_What this task involves_
Retrieve all lines below that have the string "LIVE".

[Data records for software interfaces]
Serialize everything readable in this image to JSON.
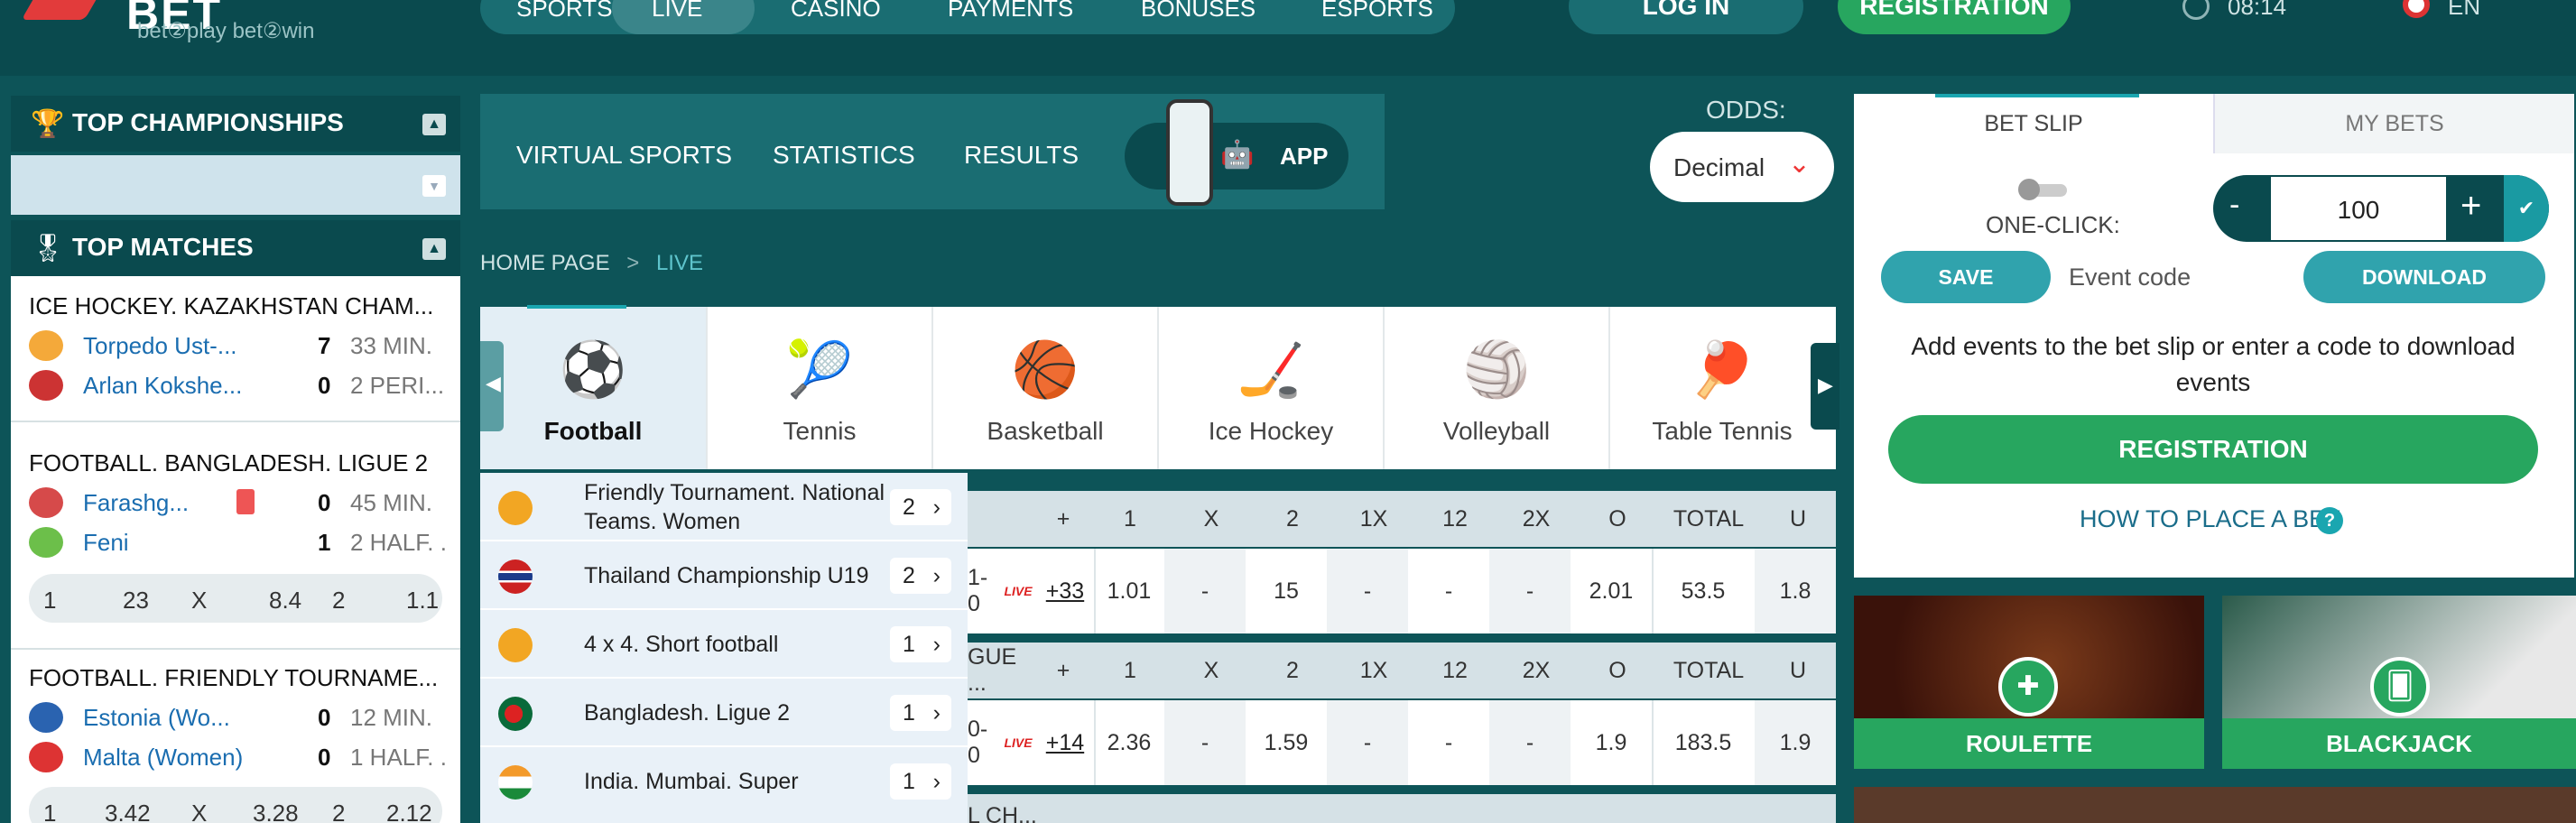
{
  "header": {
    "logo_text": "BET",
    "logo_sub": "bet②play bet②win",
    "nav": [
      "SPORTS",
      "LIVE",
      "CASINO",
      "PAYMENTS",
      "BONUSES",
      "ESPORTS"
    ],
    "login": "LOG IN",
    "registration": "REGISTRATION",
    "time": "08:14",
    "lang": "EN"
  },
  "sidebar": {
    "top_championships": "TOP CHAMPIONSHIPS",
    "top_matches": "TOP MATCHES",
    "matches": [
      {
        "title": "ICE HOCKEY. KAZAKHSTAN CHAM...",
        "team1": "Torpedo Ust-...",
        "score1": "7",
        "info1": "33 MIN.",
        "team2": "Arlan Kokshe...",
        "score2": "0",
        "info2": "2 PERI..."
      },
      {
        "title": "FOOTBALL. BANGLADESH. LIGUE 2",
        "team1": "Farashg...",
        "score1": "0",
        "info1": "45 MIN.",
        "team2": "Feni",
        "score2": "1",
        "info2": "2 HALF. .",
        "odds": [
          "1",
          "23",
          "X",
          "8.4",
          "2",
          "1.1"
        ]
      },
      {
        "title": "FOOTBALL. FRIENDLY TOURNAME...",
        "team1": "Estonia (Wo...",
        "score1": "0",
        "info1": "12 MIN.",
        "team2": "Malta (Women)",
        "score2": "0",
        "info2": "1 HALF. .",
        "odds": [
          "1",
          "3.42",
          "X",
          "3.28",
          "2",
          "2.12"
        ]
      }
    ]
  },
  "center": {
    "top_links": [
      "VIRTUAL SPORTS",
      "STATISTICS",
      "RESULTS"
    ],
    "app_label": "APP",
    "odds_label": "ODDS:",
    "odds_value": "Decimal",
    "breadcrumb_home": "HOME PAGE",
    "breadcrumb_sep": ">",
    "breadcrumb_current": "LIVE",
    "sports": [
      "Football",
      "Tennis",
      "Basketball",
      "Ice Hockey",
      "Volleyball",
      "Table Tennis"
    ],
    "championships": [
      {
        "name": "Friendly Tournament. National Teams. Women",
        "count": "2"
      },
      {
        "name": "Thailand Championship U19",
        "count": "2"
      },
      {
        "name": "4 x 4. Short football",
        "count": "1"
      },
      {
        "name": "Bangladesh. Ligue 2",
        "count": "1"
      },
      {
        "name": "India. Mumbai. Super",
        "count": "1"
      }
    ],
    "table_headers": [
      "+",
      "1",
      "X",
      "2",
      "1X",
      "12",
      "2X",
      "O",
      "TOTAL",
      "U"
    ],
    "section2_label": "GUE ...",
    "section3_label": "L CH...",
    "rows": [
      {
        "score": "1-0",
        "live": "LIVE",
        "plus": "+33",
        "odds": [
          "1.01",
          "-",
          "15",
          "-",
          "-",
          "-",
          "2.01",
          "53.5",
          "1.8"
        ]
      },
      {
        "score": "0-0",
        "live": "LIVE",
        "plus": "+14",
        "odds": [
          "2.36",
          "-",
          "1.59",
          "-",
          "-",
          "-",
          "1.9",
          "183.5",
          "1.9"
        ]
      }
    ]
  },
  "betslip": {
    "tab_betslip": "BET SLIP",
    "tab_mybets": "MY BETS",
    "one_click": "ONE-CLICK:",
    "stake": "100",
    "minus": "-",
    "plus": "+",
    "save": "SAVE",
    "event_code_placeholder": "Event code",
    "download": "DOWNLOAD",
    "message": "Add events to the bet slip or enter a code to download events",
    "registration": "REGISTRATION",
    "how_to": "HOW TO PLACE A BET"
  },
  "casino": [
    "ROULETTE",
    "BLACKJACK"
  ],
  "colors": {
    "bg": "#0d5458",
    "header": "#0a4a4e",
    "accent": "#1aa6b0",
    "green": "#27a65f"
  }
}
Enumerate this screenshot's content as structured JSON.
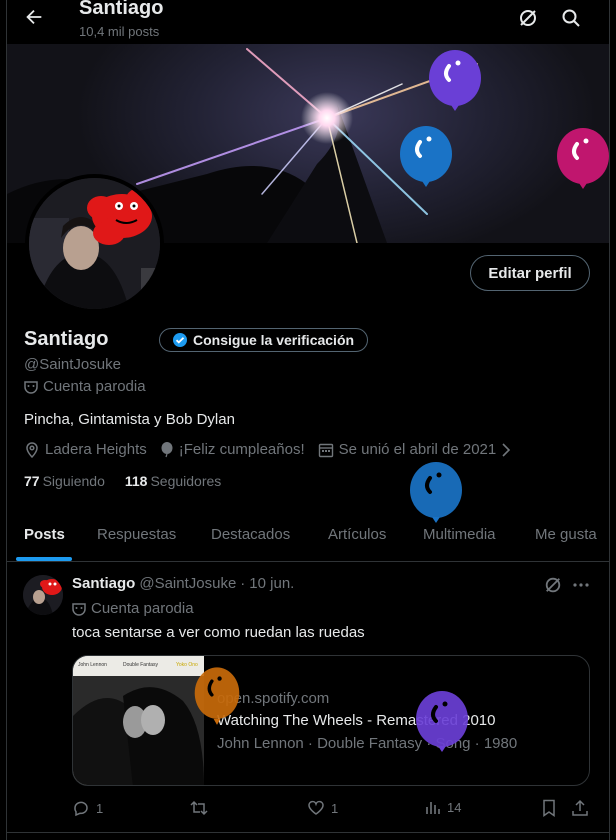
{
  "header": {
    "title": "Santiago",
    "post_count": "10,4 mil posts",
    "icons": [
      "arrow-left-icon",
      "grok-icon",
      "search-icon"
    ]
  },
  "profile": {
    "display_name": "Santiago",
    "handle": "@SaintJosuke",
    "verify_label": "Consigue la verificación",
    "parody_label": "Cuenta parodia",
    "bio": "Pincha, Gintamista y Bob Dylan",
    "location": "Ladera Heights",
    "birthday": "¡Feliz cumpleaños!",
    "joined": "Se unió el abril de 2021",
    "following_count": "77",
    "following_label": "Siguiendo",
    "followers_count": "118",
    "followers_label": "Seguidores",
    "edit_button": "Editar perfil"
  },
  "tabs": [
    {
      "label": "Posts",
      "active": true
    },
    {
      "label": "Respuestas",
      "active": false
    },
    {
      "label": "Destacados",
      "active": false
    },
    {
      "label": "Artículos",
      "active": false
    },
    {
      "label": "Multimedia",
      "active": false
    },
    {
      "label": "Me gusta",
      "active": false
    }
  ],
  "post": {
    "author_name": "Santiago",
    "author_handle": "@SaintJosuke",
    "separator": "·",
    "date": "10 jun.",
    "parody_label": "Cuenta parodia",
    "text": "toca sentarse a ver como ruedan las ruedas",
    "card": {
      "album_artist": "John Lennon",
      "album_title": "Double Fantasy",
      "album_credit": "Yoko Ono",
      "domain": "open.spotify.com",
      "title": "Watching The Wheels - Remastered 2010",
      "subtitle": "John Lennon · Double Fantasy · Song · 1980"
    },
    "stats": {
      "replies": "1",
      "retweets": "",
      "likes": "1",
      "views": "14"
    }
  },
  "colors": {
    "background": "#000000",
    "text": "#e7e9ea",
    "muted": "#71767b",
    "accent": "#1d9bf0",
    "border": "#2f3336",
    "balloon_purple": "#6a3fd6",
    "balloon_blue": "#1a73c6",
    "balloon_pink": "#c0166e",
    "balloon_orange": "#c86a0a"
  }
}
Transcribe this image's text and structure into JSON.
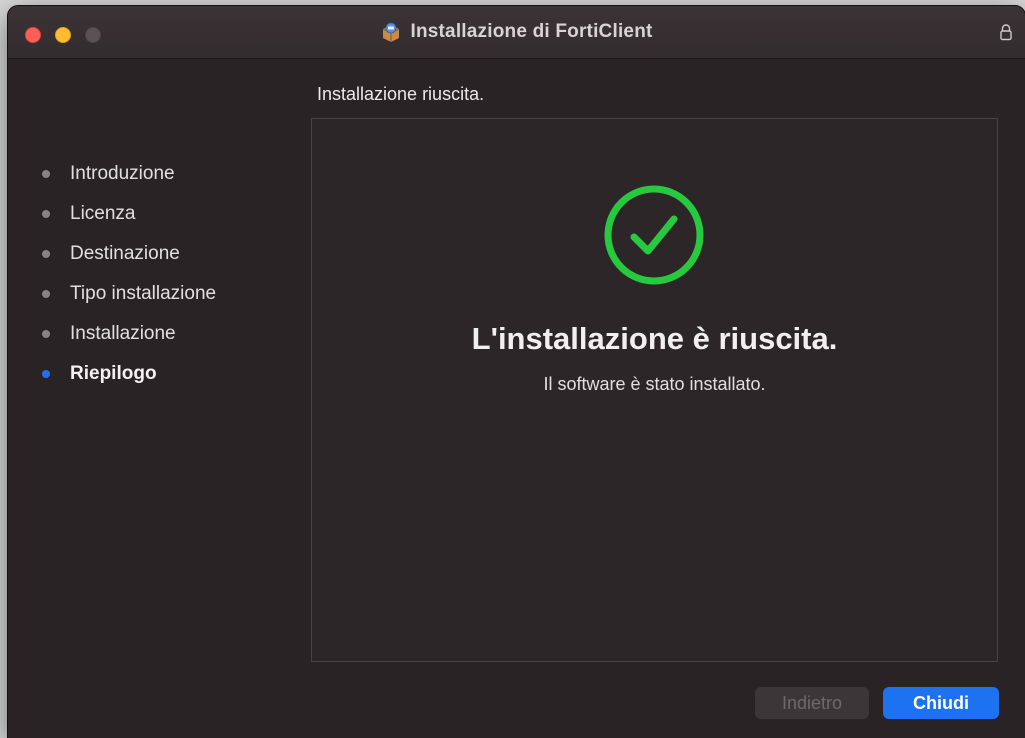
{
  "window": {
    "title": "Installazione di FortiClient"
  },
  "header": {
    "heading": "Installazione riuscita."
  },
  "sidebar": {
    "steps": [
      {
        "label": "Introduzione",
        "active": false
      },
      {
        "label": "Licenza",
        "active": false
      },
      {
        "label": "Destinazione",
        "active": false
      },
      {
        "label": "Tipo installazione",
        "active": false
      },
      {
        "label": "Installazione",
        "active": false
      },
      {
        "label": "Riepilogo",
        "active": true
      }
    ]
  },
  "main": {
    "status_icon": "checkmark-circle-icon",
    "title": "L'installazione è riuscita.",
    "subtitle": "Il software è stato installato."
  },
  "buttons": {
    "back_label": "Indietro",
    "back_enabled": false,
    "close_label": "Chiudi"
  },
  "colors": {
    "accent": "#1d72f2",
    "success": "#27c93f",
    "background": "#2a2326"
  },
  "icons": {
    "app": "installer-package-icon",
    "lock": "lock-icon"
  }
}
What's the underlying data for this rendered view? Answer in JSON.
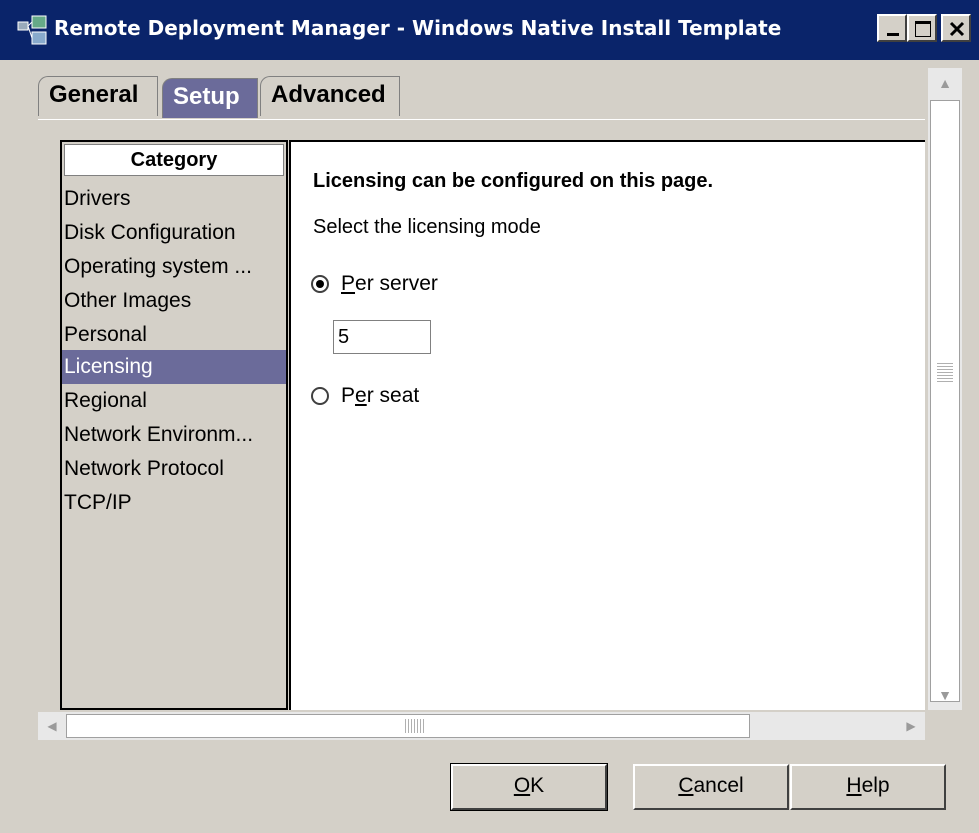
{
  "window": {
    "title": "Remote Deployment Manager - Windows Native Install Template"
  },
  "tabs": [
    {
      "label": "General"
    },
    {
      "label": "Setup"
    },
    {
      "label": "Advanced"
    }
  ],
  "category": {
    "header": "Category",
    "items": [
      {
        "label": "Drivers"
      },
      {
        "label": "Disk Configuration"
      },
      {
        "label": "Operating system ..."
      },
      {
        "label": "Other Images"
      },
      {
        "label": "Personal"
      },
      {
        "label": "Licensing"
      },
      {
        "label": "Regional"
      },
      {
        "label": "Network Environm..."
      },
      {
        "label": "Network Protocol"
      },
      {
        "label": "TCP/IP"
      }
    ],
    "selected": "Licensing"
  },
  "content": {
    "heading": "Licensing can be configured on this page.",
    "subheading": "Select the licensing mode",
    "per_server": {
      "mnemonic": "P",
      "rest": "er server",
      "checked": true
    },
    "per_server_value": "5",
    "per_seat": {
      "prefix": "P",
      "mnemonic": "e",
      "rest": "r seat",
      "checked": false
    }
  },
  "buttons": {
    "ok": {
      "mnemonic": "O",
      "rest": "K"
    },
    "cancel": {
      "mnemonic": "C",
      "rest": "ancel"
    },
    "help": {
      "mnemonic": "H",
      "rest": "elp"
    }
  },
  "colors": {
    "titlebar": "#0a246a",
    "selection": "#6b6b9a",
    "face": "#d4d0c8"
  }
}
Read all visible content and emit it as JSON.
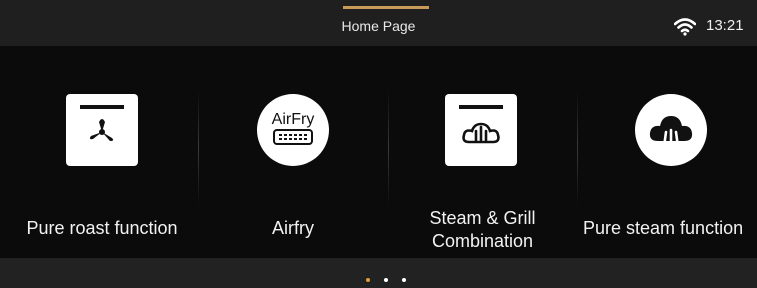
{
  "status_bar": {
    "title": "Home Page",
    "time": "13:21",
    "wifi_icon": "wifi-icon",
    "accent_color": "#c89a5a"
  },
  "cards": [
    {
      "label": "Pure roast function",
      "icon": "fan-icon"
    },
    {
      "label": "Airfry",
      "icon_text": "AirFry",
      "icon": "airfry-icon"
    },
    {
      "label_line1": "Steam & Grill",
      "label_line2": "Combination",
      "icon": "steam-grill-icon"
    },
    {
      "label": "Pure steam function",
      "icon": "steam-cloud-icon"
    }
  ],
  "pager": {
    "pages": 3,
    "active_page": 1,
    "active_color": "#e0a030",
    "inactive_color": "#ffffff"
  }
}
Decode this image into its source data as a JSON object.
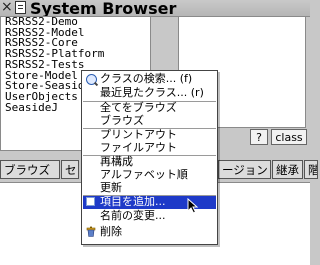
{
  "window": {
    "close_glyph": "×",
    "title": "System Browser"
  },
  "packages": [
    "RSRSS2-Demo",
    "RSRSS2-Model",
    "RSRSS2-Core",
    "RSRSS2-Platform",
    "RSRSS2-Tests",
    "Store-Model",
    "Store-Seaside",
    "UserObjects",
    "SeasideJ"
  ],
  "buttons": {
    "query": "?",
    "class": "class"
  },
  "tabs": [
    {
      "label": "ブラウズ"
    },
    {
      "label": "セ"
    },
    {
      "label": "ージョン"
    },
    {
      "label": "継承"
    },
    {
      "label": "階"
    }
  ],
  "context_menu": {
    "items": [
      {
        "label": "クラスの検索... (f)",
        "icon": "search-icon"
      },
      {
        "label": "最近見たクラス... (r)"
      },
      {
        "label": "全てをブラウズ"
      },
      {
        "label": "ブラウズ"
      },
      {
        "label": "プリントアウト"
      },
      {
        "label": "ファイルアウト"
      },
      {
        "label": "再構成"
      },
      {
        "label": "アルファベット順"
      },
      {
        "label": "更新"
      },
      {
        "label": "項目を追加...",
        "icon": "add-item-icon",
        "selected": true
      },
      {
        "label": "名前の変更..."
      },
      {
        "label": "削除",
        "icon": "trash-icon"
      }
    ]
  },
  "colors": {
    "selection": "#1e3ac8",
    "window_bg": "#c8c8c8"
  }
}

_Task solution_
      "LIVE",
    "breadcrumb_current": "LIVE",
        "live": "LIVE",
        "live": "LIVE",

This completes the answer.